━━━ Dataset content

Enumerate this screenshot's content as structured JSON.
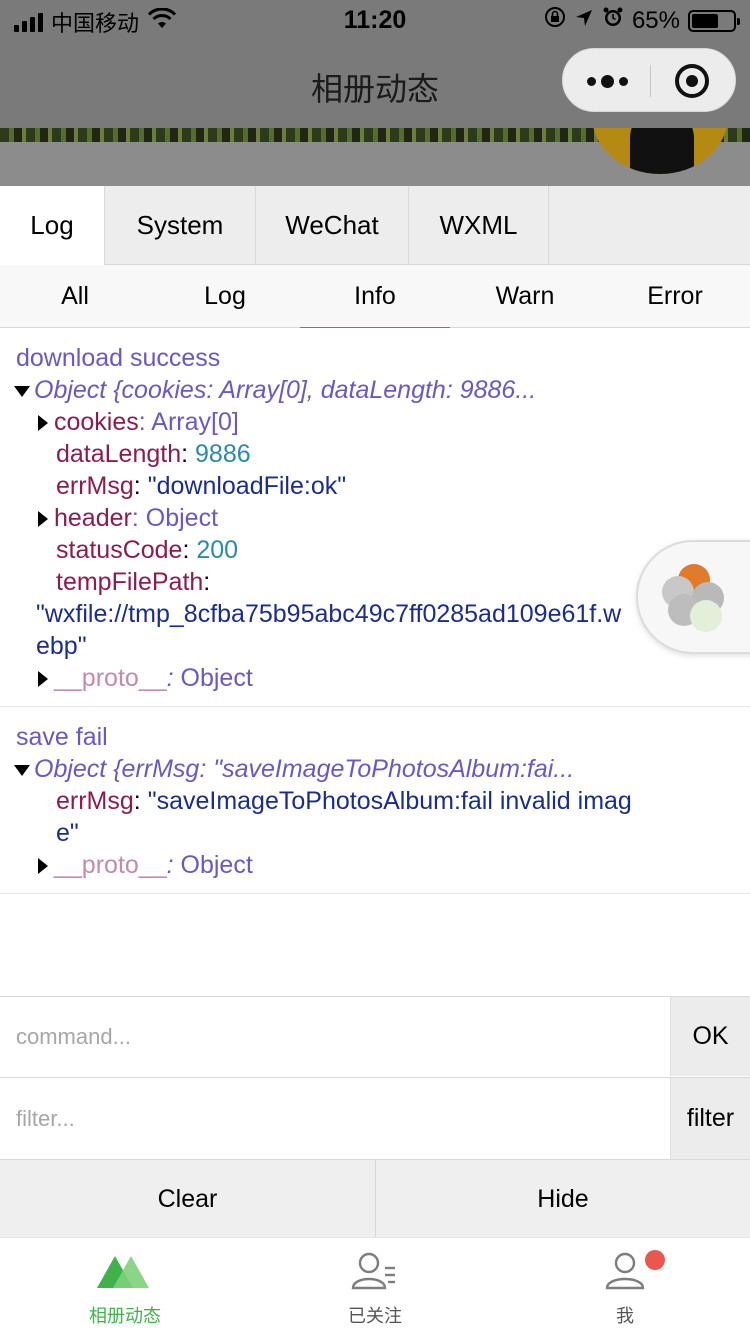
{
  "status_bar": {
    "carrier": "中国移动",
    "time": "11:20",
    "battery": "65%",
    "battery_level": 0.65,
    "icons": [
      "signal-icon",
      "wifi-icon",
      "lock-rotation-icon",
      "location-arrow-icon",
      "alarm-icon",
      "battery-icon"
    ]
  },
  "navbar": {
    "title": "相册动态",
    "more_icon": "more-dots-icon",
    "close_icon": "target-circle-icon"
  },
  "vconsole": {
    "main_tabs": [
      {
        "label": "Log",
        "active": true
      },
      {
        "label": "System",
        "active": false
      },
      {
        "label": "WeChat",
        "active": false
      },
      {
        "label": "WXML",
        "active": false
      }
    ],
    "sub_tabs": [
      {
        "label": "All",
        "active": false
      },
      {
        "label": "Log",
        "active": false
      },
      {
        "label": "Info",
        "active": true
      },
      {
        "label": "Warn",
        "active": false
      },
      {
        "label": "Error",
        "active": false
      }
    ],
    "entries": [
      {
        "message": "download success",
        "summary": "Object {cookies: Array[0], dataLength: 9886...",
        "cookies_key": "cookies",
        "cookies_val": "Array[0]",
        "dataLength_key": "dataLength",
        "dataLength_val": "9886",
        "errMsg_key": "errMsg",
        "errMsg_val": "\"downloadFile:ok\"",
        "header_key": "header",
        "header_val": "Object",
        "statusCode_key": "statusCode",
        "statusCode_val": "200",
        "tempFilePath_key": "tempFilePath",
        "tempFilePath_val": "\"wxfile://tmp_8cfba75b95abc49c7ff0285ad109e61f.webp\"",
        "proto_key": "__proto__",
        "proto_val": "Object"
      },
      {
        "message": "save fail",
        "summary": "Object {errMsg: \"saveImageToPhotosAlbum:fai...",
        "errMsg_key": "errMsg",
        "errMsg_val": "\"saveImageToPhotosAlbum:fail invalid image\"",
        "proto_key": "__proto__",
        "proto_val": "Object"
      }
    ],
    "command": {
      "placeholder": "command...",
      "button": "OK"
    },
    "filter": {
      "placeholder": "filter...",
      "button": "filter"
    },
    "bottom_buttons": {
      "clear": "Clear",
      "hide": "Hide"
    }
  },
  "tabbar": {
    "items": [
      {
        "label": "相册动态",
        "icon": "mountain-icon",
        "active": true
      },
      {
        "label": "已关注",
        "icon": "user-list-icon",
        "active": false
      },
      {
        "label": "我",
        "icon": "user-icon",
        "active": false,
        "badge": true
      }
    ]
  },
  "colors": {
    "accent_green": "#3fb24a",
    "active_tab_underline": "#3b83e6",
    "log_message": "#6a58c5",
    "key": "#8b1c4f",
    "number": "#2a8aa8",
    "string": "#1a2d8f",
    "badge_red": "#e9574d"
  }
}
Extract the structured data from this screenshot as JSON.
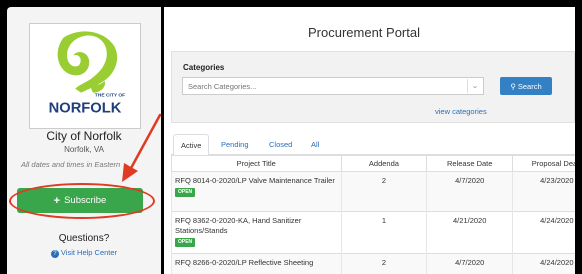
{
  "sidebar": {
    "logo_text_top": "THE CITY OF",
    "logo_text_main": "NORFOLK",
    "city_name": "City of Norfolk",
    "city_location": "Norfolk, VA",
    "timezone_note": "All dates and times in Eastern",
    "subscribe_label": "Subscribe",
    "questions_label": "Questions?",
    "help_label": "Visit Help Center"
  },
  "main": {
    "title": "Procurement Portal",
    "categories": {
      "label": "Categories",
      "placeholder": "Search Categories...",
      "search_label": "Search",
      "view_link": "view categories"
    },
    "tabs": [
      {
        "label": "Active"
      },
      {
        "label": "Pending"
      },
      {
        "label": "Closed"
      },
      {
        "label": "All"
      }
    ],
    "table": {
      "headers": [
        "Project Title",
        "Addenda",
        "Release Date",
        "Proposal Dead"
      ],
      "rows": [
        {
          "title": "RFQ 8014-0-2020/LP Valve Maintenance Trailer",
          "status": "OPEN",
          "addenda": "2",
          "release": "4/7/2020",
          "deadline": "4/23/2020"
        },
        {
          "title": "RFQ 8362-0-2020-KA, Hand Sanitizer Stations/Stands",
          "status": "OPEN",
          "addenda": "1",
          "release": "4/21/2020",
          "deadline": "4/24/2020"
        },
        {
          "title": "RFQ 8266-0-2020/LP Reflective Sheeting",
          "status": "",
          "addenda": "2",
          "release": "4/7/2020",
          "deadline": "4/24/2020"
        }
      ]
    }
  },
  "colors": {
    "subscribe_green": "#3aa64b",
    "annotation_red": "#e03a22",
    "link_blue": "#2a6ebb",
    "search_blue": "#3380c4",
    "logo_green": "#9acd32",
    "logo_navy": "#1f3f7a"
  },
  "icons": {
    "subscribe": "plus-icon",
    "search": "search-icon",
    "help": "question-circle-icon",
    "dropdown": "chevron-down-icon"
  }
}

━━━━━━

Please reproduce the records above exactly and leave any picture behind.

Enumerate this screenshot's content as structured JSON.
{
  "status_bar": {
    "carrier": "中国移动",
    "time": "11:20",
    "battery": "65%",
    "battery_level": 0.65,
    "icons": [
      "signal-icon",
      "wifi-icon",
      "lock-rotation-icon",
      "location-arrow-icon",
      "alarm-icon",
      "battery-icon"
    ]
  },
  "navbar": {
    "title": "相册动态",
    "more_icon": "more-dots-icon",
    "close_icon": "target-circle-icon"
  },
  "vconsole": {
    "main_tabs": [
      {
        "label": "Log",
        "active": true
      },
      {
        "label": "System",
        "active": false
      },
      {
        "label": "WeChat",
        "active": false
      },
      {
        "label": "WXML",
        "active": false
      }
    ],
    "sub_tabs": [
      {
        "label": "All",
        "active": false
      },
      {
        "label": "Log",
        "active": false
      },
      {
        "label": "Info",
        "active": true
      },
      {
        "label": "Warn",
        "active": false
      },
      {
        "label": "Error",
        "active": false
      }
    ],
    "entries": [
      {
        "message": "download success",
        "summary": "Object {cookies: Array[0], dataLength: 9886...",
        "cookies_key": "cookies",
        "cookies_val": "Array[0]",
        "dataLength_key": "dataLength",
        "dataLength_val": "9886",
        "errMsg_key": "errMsg",
        "errMsg_val": "\"downloadFile:ok\"",
        "header_key": "header",
        "header_val": "Object",
        "statusCode_key": "statusCode",
        "statusCode_val": "200",
        "tempFilePath_key": "tempFilePath",
        "tempFilePath_val": "\"wxfile://tmp_8cfba75b95abc49c7ff0285ad109e61f.webp\"",
        "proto_key": "__proto__",
        "proto_val": "Object"
      },
      {
        "message": "save fail",
        "summary": "Object {errMsg: \"saveImageToPhotosAlbum:fai...",
        "errMsg_key": "errMsg",
        "errMsg_val": "\"saveImageToPhotosAlbum:fail invalid image\"",
        "proto_key": "__proto__",
        "proto_val": "Object"
      }
    ],
    "command": {
      "placeholder": "command...",
      "button": "OK"
    },
    "filter": {
      "placeholder": "filter...",
      "button": "filter"
    },
    "bottom_buttons": {
      "clear": "Clear",
      "hide": "Hide"
    }
  },
  "tabbar": {
    "items": [
      {
        "label": "相册动态",
        "icon": "mountain-icon",
        "active": true
      },
      {
        "label": "已关注",
        "icon": "user-list-icon",
        "active": false
      },
      {
        "label": "我",
        "icon": "user-icon",
        "active": false,
        "badge": true
      }
    ]
  },
  "colors": {
    "accent_green": "#3fb24a",
    "active_tab_underline": "#3b83e6",
    "log_message": "#6a58c5",
    "key": "#8b1c4f",
    "number": "#2a8aa8",
    "string": "#1a2d8f",
    "badge_red": "#e9574d"
  }
}
Extract the structured data from this screenshot as JSON.
{
  "sidebar": {
    "logo_text_top": "THE CITY OF",
    "logo_text_main": "NORFOLK",
    "city_name": "City of Norfolk",
    "city_location": "Norfolk, VA",
    "timezone_note": "All dates and times in Eastern",
    "subscribe_label": "Subscribe",
    "questions_label": "Questions?",
    "help_label": "Visit Help Center"
  },
  "main": {
    "title": "Procurement Portal",
    "categories": {
      "label": "Categories",
      "placeholder": "Search Categories...",
      "search_label": "Search",
      "view_link": "view categories"
    },
    "tabs": [
      {
        "label": "Active"
      },
      {
        "label": "Pending"
      },
      {
        "label": "Closed"
      },
      {
        "label": "All"
      }
    ],
    "table": {
      "headers": [
        "Project Title",
        "Addenda",
        "Release Date",
        "Proposal Dead"
      ],
      "rows": [
        {
          "title": "RFQ 8014-0-2020/LP Valve Maintenance Trailer",
          "status": "OPEN",
          "addenda": "2",
          "release": "4/7/2020",
          "deadline": "4/23/2020"
        },
        {
          "title": "RFQ 8362-0-2020-KA, Hand Sanitizer Stations/Stands",
          "status": "OPEN",
          "addenda": "1",
          "release": "4/21/2020",
          "deadline": "4/24/2020"
        },
        {
          "title": "RFQ 8266-0-2020/LP Reflective Sheeting",
          "status": "",
          "addenda": "2",
          "release": "4/7/2020",
          "deadline": "4/24/2020"
        }
      ]
    }
  },
  "colors": {
    "subscribe_green": "#3aa64b",
    "annotation_red": "#e03a22",
    "link_blue": "#2a6ebb",
    "search_blue": "#3380c4",
    "logo_green": "#9acd32",
    "logo_navy": "#1f3f7a"
  },
  "icons": {
    "subscribe": "plus-icon",
    "search": "search-icon",
    "help": "question-circle-icon",
    "dropdown": "chevron-down-icon"
  }
}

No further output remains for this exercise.